*Requirement*. The required output is all lines below that contain the word "this".

Web page and app entries
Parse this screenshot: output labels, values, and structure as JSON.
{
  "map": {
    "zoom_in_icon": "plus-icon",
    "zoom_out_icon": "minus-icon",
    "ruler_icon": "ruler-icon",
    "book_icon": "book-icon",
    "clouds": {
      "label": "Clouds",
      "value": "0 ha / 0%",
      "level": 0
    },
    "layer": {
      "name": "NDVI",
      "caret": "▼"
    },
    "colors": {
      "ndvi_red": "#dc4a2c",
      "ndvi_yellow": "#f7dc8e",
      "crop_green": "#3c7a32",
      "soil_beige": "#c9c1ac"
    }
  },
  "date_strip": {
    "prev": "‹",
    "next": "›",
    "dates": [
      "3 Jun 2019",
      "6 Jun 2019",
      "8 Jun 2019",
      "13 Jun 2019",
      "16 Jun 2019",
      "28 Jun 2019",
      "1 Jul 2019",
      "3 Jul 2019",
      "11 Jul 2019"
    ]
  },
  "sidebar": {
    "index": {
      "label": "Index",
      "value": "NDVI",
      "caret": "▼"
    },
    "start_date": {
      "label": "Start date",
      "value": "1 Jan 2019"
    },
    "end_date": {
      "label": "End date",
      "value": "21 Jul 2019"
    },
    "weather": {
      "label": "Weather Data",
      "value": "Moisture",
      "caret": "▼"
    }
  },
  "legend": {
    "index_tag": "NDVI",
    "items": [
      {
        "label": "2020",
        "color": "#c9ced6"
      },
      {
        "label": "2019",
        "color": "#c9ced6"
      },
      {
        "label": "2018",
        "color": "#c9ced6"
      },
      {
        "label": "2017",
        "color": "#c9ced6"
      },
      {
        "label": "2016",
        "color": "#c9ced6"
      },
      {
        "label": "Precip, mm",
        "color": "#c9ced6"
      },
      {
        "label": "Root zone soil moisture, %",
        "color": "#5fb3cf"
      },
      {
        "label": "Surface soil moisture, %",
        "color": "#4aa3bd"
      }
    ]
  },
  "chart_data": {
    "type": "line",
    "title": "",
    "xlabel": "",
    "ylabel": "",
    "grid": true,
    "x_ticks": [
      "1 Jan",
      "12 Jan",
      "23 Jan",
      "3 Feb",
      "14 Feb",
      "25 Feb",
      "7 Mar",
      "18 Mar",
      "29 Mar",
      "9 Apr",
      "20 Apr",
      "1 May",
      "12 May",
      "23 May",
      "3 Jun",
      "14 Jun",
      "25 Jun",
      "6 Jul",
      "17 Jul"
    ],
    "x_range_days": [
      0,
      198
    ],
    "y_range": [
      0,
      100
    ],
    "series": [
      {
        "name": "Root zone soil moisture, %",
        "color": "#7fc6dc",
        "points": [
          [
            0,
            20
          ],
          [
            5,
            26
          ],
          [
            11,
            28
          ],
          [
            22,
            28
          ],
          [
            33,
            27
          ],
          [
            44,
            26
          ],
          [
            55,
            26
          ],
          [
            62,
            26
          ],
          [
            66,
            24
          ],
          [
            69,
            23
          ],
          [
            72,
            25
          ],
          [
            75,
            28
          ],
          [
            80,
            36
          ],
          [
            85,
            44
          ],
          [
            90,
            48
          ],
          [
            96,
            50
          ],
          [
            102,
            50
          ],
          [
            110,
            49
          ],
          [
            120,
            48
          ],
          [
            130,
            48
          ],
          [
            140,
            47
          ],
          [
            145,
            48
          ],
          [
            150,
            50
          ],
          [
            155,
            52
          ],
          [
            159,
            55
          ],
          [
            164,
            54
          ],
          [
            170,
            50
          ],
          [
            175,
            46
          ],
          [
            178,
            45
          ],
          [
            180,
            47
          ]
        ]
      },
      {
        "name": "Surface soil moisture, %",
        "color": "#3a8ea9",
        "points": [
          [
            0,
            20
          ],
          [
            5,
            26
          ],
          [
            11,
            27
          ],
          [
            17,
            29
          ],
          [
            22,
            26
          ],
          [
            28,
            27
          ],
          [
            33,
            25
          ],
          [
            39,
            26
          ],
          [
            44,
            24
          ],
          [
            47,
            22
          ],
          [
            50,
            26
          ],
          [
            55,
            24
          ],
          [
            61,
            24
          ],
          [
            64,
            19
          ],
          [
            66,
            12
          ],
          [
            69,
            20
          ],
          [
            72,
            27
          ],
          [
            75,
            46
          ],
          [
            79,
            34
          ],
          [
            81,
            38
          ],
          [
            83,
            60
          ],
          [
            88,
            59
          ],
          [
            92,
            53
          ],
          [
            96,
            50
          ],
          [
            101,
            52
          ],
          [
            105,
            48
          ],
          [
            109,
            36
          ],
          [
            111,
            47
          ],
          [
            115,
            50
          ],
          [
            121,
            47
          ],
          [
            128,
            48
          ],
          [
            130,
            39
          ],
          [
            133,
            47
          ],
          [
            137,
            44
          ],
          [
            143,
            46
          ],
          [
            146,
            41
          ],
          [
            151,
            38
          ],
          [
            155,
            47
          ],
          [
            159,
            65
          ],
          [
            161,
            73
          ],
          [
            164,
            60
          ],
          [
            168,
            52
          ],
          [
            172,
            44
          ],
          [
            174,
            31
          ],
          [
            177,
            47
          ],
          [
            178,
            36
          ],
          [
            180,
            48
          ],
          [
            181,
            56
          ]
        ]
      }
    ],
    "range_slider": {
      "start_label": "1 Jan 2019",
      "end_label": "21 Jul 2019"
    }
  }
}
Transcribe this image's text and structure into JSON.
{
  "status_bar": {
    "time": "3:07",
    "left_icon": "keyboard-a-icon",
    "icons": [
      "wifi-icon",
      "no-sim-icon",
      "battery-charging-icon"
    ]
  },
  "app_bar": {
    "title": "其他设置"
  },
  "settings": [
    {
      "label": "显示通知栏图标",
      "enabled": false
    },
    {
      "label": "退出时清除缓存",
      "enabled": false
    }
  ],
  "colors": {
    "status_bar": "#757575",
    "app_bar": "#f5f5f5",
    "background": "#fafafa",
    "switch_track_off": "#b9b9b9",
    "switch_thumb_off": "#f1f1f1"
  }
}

*Written reply*.
Parse this screenshot: output labels, values, and structure as JSON.
Transcribe this image's text and structure into JSON.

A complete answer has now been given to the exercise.